* [Your goal] Wherever the word "callsign" occurs in the lines below, copy the whole line.

***** Data under study

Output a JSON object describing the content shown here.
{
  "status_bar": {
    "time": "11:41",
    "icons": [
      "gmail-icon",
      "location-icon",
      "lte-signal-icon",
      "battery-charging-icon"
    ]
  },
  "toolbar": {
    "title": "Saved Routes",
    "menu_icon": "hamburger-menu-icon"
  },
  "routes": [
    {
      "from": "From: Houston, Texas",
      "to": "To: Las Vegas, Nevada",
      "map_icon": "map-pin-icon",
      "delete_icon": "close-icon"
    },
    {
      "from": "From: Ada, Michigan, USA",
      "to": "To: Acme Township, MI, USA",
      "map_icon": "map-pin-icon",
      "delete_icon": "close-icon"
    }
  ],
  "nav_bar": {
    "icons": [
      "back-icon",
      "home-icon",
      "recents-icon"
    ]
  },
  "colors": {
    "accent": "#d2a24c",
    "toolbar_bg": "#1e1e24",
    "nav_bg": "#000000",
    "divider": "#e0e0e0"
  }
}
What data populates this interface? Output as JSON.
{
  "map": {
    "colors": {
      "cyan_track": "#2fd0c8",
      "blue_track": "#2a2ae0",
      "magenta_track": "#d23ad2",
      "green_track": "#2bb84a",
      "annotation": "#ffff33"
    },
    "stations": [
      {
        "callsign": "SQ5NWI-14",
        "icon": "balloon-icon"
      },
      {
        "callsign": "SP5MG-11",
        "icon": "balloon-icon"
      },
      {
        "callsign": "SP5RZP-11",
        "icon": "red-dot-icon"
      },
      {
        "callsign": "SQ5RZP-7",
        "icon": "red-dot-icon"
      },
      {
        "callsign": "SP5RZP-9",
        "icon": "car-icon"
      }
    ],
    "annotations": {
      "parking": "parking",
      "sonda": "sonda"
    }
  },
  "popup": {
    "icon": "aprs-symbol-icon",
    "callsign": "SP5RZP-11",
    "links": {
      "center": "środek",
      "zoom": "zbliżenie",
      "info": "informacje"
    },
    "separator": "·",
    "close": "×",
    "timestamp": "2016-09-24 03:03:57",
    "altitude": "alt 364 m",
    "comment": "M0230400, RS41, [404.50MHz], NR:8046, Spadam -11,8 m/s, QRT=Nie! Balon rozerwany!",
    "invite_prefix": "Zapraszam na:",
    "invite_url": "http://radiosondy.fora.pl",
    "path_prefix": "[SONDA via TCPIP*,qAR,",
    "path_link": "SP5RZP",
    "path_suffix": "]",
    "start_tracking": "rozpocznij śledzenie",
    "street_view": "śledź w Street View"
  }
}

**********

* [Result for this task]
        "callsign": "SQ5NWI-14",
        "callsign": "SP5MG-11",
        "callsign": "SP5RZP-11",
        "callsign": "SQ5RZP-7",
        "callsign": "SP5RZP-9",
    "callsign": "SP5RZP-11",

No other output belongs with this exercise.